While the pros hunted at their sites, your humble amateur Indiana Jones of an author executed his own fossil search—coming up empty, of course. Aerial surveys can help isolate possible fossil sites, but actually finding the remains takes a sharp eye, and a steady hand with brush and chisel—both skills acquired through years of education and experience. 

“You’re looking for protrusions that match the shape and color of animal bones, but it can be hard because the color and shape can blend in with the surrounding soil, and the remains can be fragmented,” Zorigt explained as we walked through a particularly promising canyon. Because of this, you have to be constantly “stitching” together possible fragments as you survey the terrain, paying close attention to vertical masses on the sides of hills, where erosion reveals its treasures the soonest. 

Eric Adams

His team found numerous samples during our initial survey, but they’ll absolutely be back soon. “I’m very excited about this spot,” he said. “There’s a lot to explore here.” He adds that he fully expects the drone technology they’ve been using to itself evolve to the point where they can use them to find not just likely areas, but the fossil remains themselves, thanks to the high resolution and even the ability for computers to help scan the images.

Later that day, at another location nearby that the group had investigate a few days before, Zorigt led us to the fully exposed skull of a Protoceratops, a smaller relative of Triceratops that would have been about six feet long and 400 pounds fully grown. The skull sat high on the side of a steep incline in a valley, having likely dropped down at some point from a higher spot, where the rest of the remains might be. Scientists couldn’t find the rest of the remains during the initial search, so the group will return to fully excavate the area. This particular specimen will take some work. “This one is encased in a very hard sandstone excretion,” Zorigt said. “That makes our job very difficult.”

Eric Adams

Inspecting a Protoceratops find.

Because the fossilized remains are so fragile, even the slightest poke or unsteady hand can turn them to dust—making the entire expedition one painstaking extraction after another.

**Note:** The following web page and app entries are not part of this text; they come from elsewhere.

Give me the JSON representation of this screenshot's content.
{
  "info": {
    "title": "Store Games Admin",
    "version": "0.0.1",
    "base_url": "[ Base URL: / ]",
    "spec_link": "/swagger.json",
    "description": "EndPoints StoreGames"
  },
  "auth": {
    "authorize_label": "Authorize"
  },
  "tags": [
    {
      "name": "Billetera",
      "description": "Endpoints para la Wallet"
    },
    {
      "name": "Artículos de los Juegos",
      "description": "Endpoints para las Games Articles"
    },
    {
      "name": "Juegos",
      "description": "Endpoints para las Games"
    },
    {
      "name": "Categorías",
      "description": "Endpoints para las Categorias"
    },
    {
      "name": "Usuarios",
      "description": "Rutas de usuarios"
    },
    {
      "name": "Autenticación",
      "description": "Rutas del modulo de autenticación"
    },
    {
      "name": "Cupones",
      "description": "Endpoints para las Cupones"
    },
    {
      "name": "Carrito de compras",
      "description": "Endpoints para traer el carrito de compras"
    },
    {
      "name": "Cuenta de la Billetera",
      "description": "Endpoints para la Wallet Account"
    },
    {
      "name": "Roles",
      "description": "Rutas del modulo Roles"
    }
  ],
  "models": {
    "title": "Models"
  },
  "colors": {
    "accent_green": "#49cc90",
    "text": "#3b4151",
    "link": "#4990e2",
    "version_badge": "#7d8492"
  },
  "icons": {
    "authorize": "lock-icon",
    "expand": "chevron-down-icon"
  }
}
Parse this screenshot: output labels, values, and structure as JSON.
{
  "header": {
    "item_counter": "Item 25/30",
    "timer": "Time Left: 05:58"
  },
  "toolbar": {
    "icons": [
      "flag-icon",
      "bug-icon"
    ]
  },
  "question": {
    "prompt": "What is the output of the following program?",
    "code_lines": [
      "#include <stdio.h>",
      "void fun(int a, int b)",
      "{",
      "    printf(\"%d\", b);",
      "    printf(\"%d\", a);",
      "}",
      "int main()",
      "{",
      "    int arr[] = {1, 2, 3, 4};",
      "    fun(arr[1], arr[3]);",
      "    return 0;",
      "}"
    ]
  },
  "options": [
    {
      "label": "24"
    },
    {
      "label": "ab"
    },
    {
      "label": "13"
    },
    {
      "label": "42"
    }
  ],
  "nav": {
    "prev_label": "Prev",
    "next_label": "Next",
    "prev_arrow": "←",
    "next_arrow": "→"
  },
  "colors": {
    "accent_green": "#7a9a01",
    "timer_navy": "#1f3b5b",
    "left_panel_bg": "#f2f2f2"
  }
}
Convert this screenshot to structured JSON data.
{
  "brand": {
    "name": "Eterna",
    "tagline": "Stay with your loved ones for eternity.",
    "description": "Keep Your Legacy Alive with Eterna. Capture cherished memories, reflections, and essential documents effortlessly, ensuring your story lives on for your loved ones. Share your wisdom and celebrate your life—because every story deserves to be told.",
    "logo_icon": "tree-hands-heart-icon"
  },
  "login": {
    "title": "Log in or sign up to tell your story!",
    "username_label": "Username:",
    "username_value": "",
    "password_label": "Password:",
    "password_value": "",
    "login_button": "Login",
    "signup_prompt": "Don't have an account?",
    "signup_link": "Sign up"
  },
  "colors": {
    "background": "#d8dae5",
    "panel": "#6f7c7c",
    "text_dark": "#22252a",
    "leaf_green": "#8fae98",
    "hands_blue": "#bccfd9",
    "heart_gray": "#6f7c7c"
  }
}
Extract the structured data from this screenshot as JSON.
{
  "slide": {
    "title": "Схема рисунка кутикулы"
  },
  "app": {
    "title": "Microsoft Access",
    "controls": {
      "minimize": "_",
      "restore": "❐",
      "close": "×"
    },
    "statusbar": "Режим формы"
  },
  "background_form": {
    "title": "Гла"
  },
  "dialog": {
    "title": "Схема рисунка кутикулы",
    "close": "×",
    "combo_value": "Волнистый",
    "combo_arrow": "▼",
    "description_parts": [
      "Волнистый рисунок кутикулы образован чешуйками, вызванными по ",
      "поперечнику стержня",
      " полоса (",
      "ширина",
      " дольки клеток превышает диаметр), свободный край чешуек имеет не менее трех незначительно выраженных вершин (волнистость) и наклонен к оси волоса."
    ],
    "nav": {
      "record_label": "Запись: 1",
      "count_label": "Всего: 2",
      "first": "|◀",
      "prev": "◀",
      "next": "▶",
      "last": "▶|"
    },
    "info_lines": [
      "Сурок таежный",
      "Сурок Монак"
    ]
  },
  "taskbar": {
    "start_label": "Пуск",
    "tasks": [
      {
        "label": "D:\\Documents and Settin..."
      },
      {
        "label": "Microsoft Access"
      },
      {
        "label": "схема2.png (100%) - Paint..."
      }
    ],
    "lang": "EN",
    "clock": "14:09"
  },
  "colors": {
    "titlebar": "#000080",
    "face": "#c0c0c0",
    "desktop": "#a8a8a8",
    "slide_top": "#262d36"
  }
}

The payoff can be immense, however, even if the species is already known. 

“We still collect samples from species we already have because you can learn so much even by comparing two within the same family,” Zorigt said. “For instance, I’m short but my brother is tall—so why is that the case? There are individual variations, and to understand them you need more specimens. You need to look at the microstructure of the bones and other factors. For that reason, we collect everything we find.”

After completing the sweep through the valley, the paleontologists—and the wannabe Alan Grants helping out—packed it in for the day, heading back to the vehicles. Though the terrain in the Gobi is much the same as it was when Andrews first explored it a century ago, it’s quite a bit easier to muscle through the wet spots and the vertical challenges now than it would have been back then. Andrews, an early member of the Explorer’s Club (and later, director of the American Museum of Natural History in New York City), was the first to use motorized vehicles on a dinosaur expedition; footage from the expedition shows the challenges as much as the benefits of the early cars and trucks he was forced to work with. Today’s vehicles, of course, make relatively quick work of the terrain. Even those designed primarily for the street—in this case, Infiniti’s QX50 and QX60 crossovers—could keep up the pace along 90 percent of the route, though they had to back off a hair sooner in the roughest spots, compared to the company’s more rugged QX80 and the Nissan pickups.

Regardless, this new era of exploration benefits from all these new tools, from the drones overhead-mapping the terrain to generate more efficient searches, to the vehicles allowing the scientists to cover more far more ground than even the mobility-embracing Andrews could throughout his expedition. He’d presumably be thrilled with the results of all those technological advances.